The United States is also committed to other paths to advance our disarmament objectives. It is incumbent on all Nuclear-Weapon States to behave responsibly and transparently, and to comply with their treaty obligations, explain their policies, and engage in good faith. The United States is ready to take further steps to reduce the risks of use of nuclear weapons. We will continue our engagement in the International Partnership for Nuclear Disarmament Verification and the Creating an Environment for Nuclear Disarmament initiative, both of which make important contributions to nuclear disarmament.
The CD’s agenda is broad. In addition to the important contributions that we can make here to nuclear disarmament, we also need to move forward on outer space, cyber, and emerging technologies. The Russian Federation’s destructive test of a direct-ascent anti-satellite missile in 2021 clearly demonstrated the importance of developing norms of responsible behavior in space. It is also a fact that space is simply becoming more crowded, and that technological advances can be used for civilian but also military purposes. In our UNGA resolution this past year that called on States to commit not to conduct such tests, we offered an example of a pragmatic, verifiable step that provides a tangible benefit to international security and addresses one of the most urgent threats to space security and sustainability. We can do more, and we intend to work with you in the coming months to identify and explore these opportunities, including at the upcoming Open-Ended Working Group on Reducing Space Threats.
As I noted before, the task before us is a challenging one, perhaps exceedingly so. We now know well what happens when a powerful state – a nuclear-weapon state – does not act in a responsible manner. We cannot turn our eyes away from the horrors perpetrated by Russia on Ukraine’s population, the reckless nuclear rhetoric and saber-rattling, and the intentional targeting of civilian infrastructure and cities across Ukraine. These actions present a threat to world security and arms control, and a challenge to institutions like the CD that aim to advance security through disarmament. This body must rise to that challenge. Just as we applaud disarmament progress that occurs outside these walls – such as the extension of New START – so should every delegation respond when a nuclear-weapon state violates its agreements, betrays its security assurances, and endangers civil nuclear infrastructure. While the CD cannot immediately and alone solve these problems, it also cannot pursue a constructive agenda by pretending that they do not exist.
Finally, Mr. President,
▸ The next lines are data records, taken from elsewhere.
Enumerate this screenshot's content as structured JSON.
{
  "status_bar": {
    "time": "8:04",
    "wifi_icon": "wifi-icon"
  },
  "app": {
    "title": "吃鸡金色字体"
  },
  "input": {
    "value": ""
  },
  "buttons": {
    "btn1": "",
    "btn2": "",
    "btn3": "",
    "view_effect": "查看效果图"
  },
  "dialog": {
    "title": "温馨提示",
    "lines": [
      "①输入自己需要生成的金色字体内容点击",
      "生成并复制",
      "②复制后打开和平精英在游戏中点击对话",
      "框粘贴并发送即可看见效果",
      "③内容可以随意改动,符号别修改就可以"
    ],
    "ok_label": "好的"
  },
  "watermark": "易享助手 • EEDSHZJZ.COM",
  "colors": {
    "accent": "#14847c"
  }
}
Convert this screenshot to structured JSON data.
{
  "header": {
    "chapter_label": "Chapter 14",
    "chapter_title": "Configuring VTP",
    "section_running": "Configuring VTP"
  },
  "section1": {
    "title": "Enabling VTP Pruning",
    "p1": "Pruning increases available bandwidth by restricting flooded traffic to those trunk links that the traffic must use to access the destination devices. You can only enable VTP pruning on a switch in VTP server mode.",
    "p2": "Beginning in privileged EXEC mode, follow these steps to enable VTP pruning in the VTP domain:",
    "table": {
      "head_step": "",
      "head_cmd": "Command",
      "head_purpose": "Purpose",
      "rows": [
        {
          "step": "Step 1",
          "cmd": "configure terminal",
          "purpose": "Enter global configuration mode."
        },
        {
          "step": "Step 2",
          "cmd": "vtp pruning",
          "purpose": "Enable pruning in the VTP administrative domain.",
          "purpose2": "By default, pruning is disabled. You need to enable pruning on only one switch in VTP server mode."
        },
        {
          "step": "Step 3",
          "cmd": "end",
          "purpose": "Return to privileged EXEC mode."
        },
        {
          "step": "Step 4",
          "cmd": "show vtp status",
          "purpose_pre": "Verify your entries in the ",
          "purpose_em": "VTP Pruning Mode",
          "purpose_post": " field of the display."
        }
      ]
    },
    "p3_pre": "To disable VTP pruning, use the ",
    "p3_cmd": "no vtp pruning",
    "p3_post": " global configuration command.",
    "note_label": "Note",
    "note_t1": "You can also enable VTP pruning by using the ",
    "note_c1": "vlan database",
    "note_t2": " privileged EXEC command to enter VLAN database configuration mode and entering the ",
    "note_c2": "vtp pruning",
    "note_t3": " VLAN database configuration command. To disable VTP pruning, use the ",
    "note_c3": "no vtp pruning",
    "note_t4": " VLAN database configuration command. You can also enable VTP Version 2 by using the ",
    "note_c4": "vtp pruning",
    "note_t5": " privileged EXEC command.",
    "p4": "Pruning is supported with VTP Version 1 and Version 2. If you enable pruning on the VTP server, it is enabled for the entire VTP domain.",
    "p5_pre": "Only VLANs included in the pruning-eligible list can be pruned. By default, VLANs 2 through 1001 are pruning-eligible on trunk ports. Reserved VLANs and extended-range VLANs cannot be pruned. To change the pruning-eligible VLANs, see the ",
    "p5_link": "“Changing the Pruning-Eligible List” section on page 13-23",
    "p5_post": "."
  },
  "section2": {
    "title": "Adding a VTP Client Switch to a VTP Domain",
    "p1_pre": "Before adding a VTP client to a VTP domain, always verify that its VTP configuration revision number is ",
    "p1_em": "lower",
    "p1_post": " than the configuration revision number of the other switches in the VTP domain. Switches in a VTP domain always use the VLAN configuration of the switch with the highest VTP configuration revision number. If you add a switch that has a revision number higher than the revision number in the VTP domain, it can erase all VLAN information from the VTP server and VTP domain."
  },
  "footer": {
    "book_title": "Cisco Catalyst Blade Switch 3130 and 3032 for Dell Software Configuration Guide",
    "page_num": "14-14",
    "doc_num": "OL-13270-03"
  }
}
UN Security Council Resolution 1325 and its Women, Peace and Security Agenda’s call for the full, equal, and meaningful participation of women in conflict prevention is deeply woven and interconnected with our work in the CD. One would think this would not be controversial, but it seems that it is getting harder to have honest conversations about gender in the multilateral space. Last year we saw resistance to even the most basic and already-agreed language on the full and equal participation of women in the CD, and we saw CD member states continue to oppose updating the Rules of Procedure to be gender neutral.
In conclusion, you have my commitment to work towards our shared objectives. I look to you all to join me in these efforts. Our mission is too important for us to do less.
Thank you Mr. President.